*** Exercise inputs Section Begins ***
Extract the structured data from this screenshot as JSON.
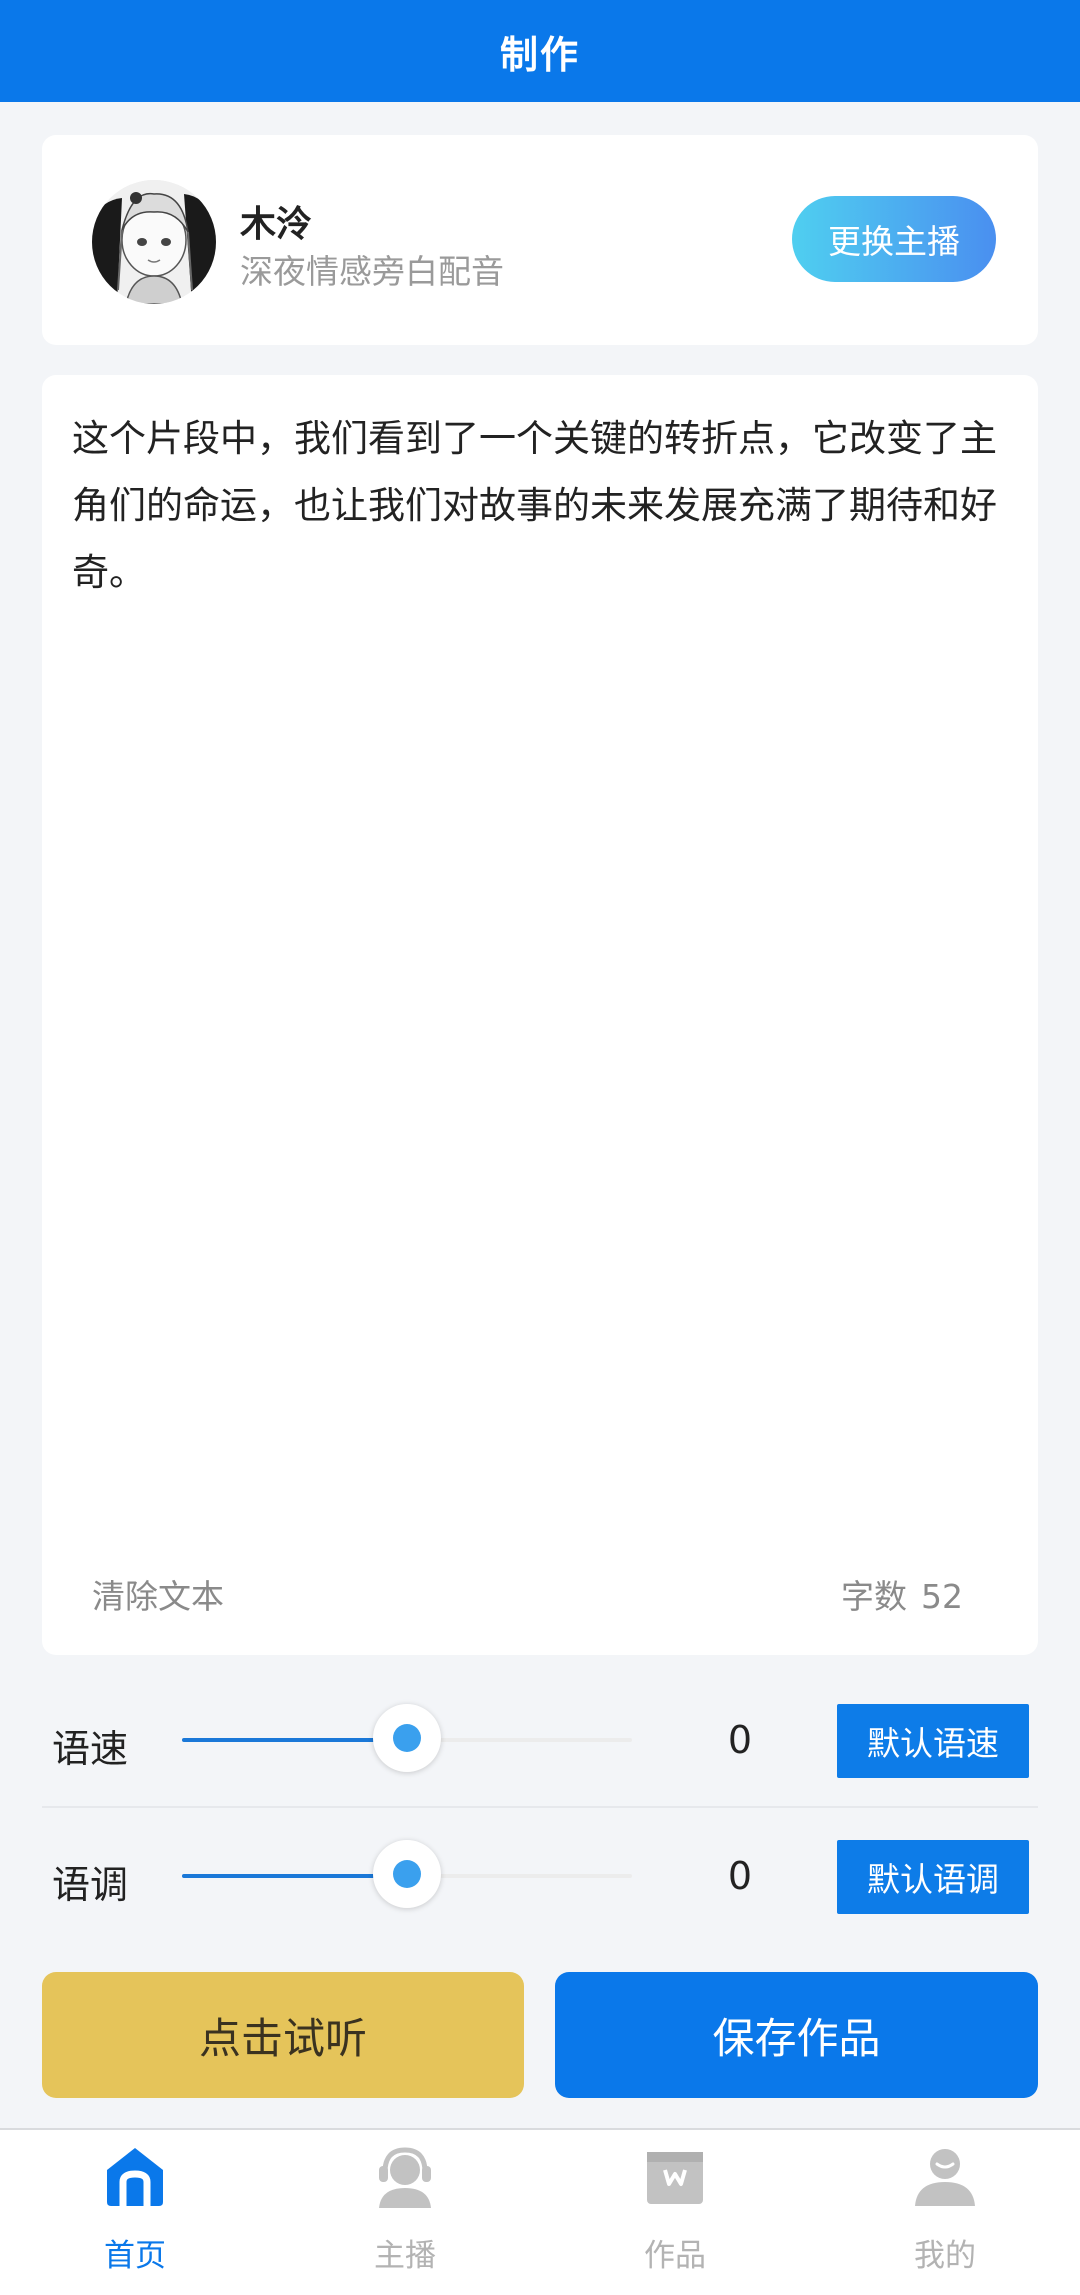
{
  "header": {
    "title": "制作"
  },
  "host": {
    "name": "木泠",
    "description": "深夜情感旁白配音",
    "change_button": "更换主播"
  },
  "editor": {
    "text": "这个片段中，我们看到了一个关键的转折点，它改变了主角们的命运，也让我们对故事的未来发展充满了期待和好奇。",
    "clear_label": "清除文本",
    "count_label": "字数",
    "count_value": "52"
  },
  "controls": {
    "speed": {
      "label": "语速",
      "value": "0",
      "level": 0.5,
      "default_button": "默认语速"
    },
    "pitch": {
      "label": "语调",
      "value": "0",
      "level": 0.5,
      "default_button": "默认语调"
    }
  },
  "actions": {
    "listen_label": "点击试听",
    "save_label": "保存作品"
  },
  "tabbar": {
    "items": [
      {
        "label": "首页",
        "icon": "home-icon",
        "active": true
      },
      {
        "label": "主播",
        "icon": "headset-avatar-icon",
        "active": false
      },
      {
        "label": "作品",
        "icon": "box-icon",
        "active": false
      },
      {
        "label": "我的",
        "icon": "user-icon",
        "active": false
      }
    ]
  },
  "colors": {
    "primary": "#0a78ea",
    "listen_button": "#e5c45a",
    "tab_inactive": "#b3b3b3"
  }
}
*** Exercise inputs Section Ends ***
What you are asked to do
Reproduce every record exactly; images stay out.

Response for this exercise
Extract the structured data from this screenshot as JSON.
{
  "header": {
    "title": "制作"
  },
  "host": {
    "name": "木泠",
    "description": "深夜情感旁白配音",
    "change_button": "更换主播"
  },
  "editor": {
    "text": "这个片段中，我们看到了一个关键的转折点，它改变了主角们的命运，也让我们对故事的未来发展充满了期待和好奇。",
    "clear_label": "清除文本",
    "count_label": "字数",
    "count_value": "52"
  },
  "controls": {
    "speed": {
      "label": "语速",
      "value": "0",
      "level": 0.5,
      "default_button": "默认语速"
    },
    "pitch": {
      "label": "语调",
      "value": "0",
      "level": 0.5,
      "default_button": "默认语调"
    }
  },
  "actions": {
    "listen_label": "点击试听",
    "save_label": "保存作品"
  },
  "tabbar": {
    "items": [
      {
        "label": "首页",
        "icon": "home-icon",
        "active": true
      },
      {
        "label": "主播",
        "icon": "headset-avatar-icon",
        "active": false
      },
      {
        "label": "作品",
        "icon": "box-icon",
        "active": false
      },
      {
        "label": "我的",
        "icon": "user-icon",
        "active": false
      }
    ]
  },
  "colors": {
    "primary": "#0a78ea",
    "listen_button": "#e5c45a",
    "tab_inactive": "#b3b3b3"
  }
}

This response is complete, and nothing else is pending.